Read our Q&A with Uilleam Blacker here.

Uilleam Blacker

Tan Twan Eng was born in Penang, Malaysia, and grew up in Kuala Lumpur. He is of Straits Chinese descent and speaks English, Penang Hokkien, and Malay, as well as some Cantonese. He studied law at University of London and was an intellectual property lawyer in Kuala Lumpur before becoming a full-time author. His debut novel, The Gift of Rain, was longlisted for the Man Booker Prize in 2007.

The Garden of Evening Mists, his second novel, was shortlisted for the Man Booker Prize in 2012, more about which can be read here. It also won the Man Asian Literary Prize in 2012 and the Walter Scott Prize for Historical Fiction in 2013, as well as being shortlisted for the Dublin IMPAC Prize in 2014. It has been adapted into an award-winning film. His novels have been translated into more than 15 languages. His third novel, The House of Doors, will be published in spring 2023. He has a first-dan ranking in aikido and divides his time between Kuala Lumpur, Malaysia, and Cape Town, South Africa.

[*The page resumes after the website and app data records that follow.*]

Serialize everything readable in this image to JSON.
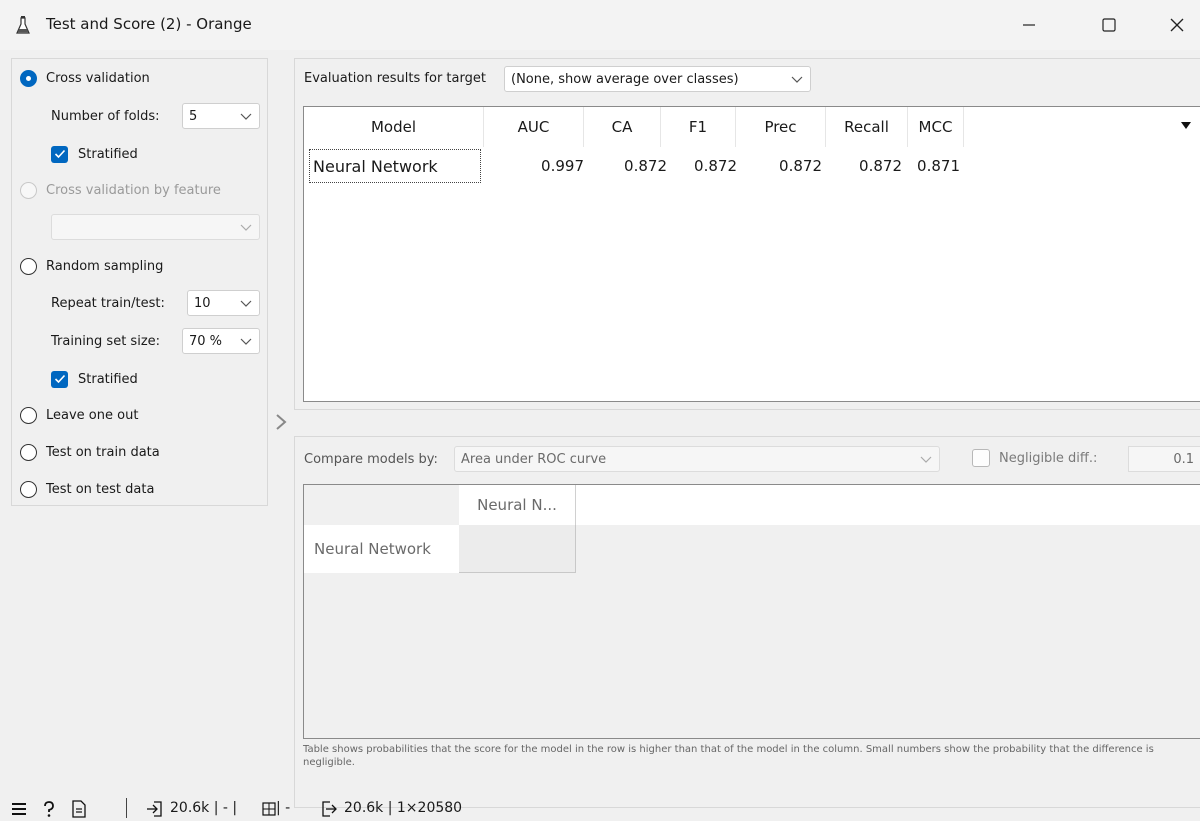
{
  "window": {
    "title": "Test and Score (2) - Orange",
    "minimize_icon": "minimize-icon",
    "maximize_icon": "maximize-icon",
    "close_icon": "close-icon"
  },
  "sampling": {
    "cross_validation": {
      "label": "Cross validation",
      "checked": true
    },
    "folds": {
      "label": "Number of folds:",
      "value": "5"
    },
    "cv_stratified": {
      "label": "Stratified",
      "checked": true
    },
    "cv_by_feature": {
      "label": "Cross validation by feature",
      "enabled": false,
      "value": ""
    },
    "random_sampling": {
      "label": "Random sampling",
      "checked": false
    },
    "repeat": {
      "label": "Repeat train/test:",
      "value": "10"
    },
    "train_size": {
      "label": "Training set size:",
      "value": "70 %"
    },
    "rs_stratified": {
      "label": "Stratified",
      "checked": true
    },
    "leave_one_out": {
      "label": "Leave one out"
    },
    "test_on_train": {
      "label": "Test on train data"
    },
    "test_on_test": {
      "label": "Test on test data"
    }
  },
  "evaluation": {
    "target_label": "Evaluation results for target",
    "target_value": "(None, show average over classes)",
    "columns": [
      "Model",
      "AUC",
      "CA",
      "F1",
      "Prec",
      "Recall",
      "MCC"
    ],
    "rows": [
      {
        "model": "Neural Network",
        "auc": "0.997",
        "ca": "0.872",
        "f1": "0.872",
        "prec": "0.872",
        "recall": "0.872",
        "mcc": "0.871"
      }
    ]
  },
  "compare": {
    "label": "Compare models by:",
    "value": "Area under ROC curve",
    "negligible_label": "Negligible diff.:",
    "negligible_value": "0.1",
    "negligible_checked": false,
    "col_header": "Neural N...",
    "row_header": "Neural Network",
    "footnote": "Table shows probabilities that the score for the model in the row is higher than that of the model in the column. Small numbers show the probability that the difference is negligible."
  },
  "status": {
    "input_summary": "20.6k | - | ",
    "input_summary_tail": " | -",
    "output_summary": "20.6k | 1×20580"
  },
  "colors": {
    "accent": "#0067c0",
    "window_bg": "#f0f0f0"
  }
}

Read our Q&A with Tan Twan Eng here.

Tan Twan Eng

Parul Sehgal was raised in India, Hungary, the Philippines and the United States. She is a staff writer at The New Yorker. Previously, she was a book critic at the New York Times, where she also worked as a senior editor and columnist. She has won awards from the New York Press Club and the National Book Critics Circle for her criticism. She teaches in the graduate creative writing programme at New York University.

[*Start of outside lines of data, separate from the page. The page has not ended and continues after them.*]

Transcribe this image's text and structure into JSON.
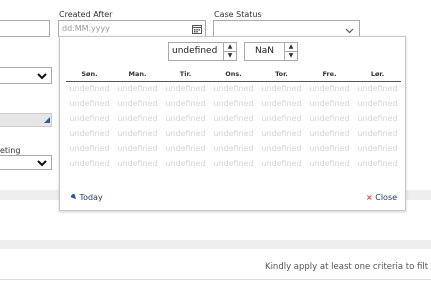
{
  "form": {
    "created_after_label": "Created After",
    "created_after_placeholder": "dd.MM.yyyy",
    "case_status_label": "Case Status",
    "meeting_label": "eting"
  },
  "datepicker": {
    "month_value": "undefined",
    "year_value": "NaN",
    "weekdays": [
      "Søn.",
      "Man.",
      "Tir.",
      "Ons.",
      "Tor.",
      "Fre.",
      "Lør."
    ],
    "weeks": [
      [
        "undefined",
        "undefined",
        "undefined",
        "undefined",
        "undefined",
        "undefined",
        "undefined"
      ],
      [
        "undefined",
        "undefined",
        "undefined",
        "undefined",
        "undefined",
        "undefined",
        "undefined"
      ],
      [
        "undefined",
        "undefined",
        "undefined",
        "undefined",
        "undefined",
        "undefined",
        "undefined"
      ],
      [
        "undefined",
        "undefined",
        "undefined",
        "undefined",
        "undefined",
        "undefined",
        "undefined"
      ],
      [
        "undefined",
        "undefined",
        "undefined",
        "undefined",
        "undefined",
        "undefined",
        "undefined"
      ],
      [
        "undefined",
        "undefined",
        "undefined",
        "undefined",
        "undefined",
        "undefined",
        "undefined"
      ]
    ],
    "today_label": "Today",
    "close_label": "Close"
  },
  "footer": {
    "notice": "Kindly apply at least one criteria to filt"
  },
  "colors": {
    "accent": "#1f5fa6",
    "close_x": "#d9433b",
    "band": "#eeeeee"
  }
}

Read our Q&A with Parul Sehgal here.

Parul Sehgal

Frederick Studemann is Literary Editor of the Financial Times. He joined the FT in 1996 as Berlin correspondent since when he has held a number of roles across the paper, including Assistant News Editor, UK Correspondent, European News Editor, Comment & Analysis Editor and Assistant Editor. He was a founding member of FT Deutschland where he ran the features and weekend section. The son of restless, itinerant parents, he spent his early years in Cork and Dublin, before moving to London, with later postings in Berlin, the Soviet Union, Greece and Austria.

Read our Q&A with Frederick Studemann here.

Frederick Studemann

The history of the International Booker Prize

The Booker Prizes exist to reward the finest in fiction. The symmetrical relationship between the Booker Prize and the International Booker Prize ensures that the Booker honours fiction on a global basis: world-class fiction is highlighted by the prizes for English-speaking readers, whether that work was originally written in English (the Booker Prize) or translated into English (the International Booker Prize).

The International Booker Prize began life in 2005 as the Man Booker International Prize. It was initially a biennial prize for a body of work, and there was no stipulation that the work should be written in a language other than English. Early winners of the Man Booker International Prize therefore include Alice Munro, Lydia Davis and Philip Roth, as well as Ismail Kadare and Laszlo Krasznahorkai

In 2015, after the rules of the original Booker Prize expanded to allow writers of any nationality to enter - as long as their books were written in English and published in the UK - the International Prize evolved to become the mirror image of the English-language prize. Since then it has been awarded annually for a single book, written in another language and translated into English.

The Man Group continued to sponsor both prizes until 2019, when Crankstart became the funder, and the prize names reverted to the familiar ‘Booker’ name alone.

This prize aims to encourage more reading of quality fiction from all over the world, and has already had an impact on those statistics in the UK. Novels and collections of short stories are both eligible.

 Ismail Kadare